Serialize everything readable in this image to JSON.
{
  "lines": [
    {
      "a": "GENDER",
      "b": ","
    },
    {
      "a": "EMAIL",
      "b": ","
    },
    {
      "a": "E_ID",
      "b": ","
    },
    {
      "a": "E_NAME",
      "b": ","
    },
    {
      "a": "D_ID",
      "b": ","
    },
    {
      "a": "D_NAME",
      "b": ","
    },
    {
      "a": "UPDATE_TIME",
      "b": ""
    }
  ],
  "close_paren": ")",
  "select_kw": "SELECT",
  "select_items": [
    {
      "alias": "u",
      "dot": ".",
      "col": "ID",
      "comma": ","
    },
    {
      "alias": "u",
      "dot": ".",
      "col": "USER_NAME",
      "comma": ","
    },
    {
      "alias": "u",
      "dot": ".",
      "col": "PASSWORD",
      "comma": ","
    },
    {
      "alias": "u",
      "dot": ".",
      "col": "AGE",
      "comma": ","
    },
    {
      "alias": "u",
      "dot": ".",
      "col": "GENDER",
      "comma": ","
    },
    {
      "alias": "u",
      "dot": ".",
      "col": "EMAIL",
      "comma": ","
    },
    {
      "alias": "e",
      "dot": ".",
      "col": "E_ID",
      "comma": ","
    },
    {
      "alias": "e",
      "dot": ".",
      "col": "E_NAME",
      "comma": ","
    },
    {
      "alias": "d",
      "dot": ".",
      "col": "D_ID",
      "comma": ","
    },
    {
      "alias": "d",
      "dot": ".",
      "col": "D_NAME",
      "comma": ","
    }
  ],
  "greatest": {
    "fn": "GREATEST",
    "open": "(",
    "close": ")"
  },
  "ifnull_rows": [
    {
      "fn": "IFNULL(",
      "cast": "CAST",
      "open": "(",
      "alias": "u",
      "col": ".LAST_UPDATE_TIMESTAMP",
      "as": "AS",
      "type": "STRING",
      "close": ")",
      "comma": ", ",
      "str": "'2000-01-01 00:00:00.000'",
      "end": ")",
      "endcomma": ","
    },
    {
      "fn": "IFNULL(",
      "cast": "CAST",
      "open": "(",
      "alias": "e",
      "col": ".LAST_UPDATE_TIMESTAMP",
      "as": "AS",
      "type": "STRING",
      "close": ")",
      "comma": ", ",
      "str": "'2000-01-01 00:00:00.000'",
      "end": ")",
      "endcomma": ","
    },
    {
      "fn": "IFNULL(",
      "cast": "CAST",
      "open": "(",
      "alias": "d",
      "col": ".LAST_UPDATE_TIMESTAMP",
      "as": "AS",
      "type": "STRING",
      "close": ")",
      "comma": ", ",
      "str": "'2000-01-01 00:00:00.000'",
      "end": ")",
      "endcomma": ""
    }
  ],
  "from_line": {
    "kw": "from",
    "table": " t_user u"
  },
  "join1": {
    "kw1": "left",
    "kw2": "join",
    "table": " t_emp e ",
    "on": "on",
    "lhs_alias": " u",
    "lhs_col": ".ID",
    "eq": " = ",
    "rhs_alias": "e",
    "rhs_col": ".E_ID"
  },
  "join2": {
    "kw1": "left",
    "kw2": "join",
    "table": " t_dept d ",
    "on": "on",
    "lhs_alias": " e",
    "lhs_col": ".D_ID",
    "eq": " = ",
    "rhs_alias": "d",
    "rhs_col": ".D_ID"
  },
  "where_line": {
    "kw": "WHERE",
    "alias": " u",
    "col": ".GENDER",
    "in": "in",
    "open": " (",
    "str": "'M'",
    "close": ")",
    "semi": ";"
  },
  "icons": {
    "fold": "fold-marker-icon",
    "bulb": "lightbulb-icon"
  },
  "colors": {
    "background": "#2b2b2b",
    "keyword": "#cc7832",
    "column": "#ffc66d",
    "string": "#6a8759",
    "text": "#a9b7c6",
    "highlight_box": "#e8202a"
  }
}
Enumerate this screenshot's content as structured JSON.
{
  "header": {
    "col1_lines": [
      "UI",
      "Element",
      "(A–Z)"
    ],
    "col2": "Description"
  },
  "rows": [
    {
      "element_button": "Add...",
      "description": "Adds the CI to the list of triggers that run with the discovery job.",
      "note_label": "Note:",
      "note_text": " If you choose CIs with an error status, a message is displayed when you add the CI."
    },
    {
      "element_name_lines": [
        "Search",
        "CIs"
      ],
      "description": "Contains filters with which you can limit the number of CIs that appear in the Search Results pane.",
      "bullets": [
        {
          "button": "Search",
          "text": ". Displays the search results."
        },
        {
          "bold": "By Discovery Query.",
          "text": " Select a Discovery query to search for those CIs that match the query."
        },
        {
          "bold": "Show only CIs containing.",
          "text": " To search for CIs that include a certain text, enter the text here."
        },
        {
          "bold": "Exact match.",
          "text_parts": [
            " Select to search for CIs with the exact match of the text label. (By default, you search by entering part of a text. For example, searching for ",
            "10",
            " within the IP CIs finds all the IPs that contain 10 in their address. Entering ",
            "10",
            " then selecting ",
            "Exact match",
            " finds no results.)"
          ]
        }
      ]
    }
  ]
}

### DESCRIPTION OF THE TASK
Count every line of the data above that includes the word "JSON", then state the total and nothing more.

### ANSWER SECTION
2